The pub with cellars that used to be cells in Newgate Prison.
This pub was opened in 1869 opposite the Holborn Viaduct which also opened in 1869.
The whole area here built on the site of the notorious Newgate Prison. Newgate was infamous for executions and squalid conditions, and was completely demolished in 1902.
The Viaduct Tavern actually stands not on the site of Newgate but of the Giltspur Street Compter. Described in The London Encyclopaedia as a heavily rusticated stone building, it was designed by Dance The Younger and demolished in 1855. Nevertheless, the fact that it does occupy the site of another, less famous, prison explains why its cellar contains prison cells.
The pub has 3 paintings each featuring a maiden representing agriculture, banking and the arts. The latter has her bottom defaced by a drunken soldier in the first World War who allegedly fired his rifle at it.

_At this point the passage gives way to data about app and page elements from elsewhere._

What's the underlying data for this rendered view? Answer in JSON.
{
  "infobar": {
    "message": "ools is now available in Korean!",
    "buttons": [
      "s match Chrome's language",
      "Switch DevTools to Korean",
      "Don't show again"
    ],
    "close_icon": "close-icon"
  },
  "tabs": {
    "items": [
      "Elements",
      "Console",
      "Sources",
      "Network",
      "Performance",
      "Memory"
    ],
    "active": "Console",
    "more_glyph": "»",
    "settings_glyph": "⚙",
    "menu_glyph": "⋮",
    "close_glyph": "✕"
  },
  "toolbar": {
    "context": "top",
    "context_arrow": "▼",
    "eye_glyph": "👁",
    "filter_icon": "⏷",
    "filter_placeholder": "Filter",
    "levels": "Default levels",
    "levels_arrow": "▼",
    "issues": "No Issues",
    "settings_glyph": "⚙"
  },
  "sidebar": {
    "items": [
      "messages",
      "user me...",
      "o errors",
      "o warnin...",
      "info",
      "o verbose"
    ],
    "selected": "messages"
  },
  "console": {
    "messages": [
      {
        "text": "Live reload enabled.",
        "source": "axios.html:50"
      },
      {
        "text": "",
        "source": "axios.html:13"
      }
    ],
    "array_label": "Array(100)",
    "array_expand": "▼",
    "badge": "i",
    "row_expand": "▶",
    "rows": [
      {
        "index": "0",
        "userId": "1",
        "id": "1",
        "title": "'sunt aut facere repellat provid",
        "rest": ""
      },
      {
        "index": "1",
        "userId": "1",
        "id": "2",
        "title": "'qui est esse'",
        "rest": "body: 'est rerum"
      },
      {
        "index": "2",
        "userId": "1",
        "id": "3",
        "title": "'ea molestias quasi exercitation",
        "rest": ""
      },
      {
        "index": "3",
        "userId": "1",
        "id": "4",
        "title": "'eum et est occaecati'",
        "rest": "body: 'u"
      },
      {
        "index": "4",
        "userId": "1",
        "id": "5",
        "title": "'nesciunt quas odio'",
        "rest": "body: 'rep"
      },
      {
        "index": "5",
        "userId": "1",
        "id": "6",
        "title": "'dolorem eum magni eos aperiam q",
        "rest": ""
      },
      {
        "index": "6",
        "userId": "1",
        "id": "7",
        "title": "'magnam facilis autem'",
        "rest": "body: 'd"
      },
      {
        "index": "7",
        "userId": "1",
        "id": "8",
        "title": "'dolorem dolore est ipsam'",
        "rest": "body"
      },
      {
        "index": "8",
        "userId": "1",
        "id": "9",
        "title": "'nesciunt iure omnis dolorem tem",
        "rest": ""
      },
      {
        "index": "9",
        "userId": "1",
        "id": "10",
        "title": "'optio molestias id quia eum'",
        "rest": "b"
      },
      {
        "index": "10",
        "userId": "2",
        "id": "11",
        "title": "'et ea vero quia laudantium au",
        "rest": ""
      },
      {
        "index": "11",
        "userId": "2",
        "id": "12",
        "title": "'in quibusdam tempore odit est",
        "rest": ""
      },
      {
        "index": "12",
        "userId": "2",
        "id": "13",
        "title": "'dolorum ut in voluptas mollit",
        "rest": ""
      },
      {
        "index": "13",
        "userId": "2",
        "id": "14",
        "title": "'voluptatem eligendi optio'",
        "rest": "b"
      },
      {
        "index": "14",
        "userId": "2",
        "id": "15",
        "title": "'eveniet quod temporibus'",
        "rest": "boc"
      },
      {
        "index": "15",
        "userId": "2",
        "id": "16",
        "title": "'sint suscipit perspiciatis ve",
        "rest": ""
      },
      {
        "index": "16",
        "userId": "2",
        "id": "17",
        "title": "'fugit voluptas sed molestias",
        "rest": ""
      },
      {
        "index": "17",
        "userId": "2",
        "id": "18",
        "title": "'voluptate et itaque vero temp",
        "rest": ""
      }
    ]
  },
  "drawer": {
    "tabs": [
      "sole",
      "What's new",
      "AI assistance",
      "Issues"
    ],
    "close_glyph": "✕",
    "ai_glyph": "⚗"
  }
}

The rough nature of the area was still in evidence after the opening of the pub and is noticeable by the small booth behind the bar, from which the landlord sold tokens to buy beer and thus removing any cash from the hands of the distrusted barstaff.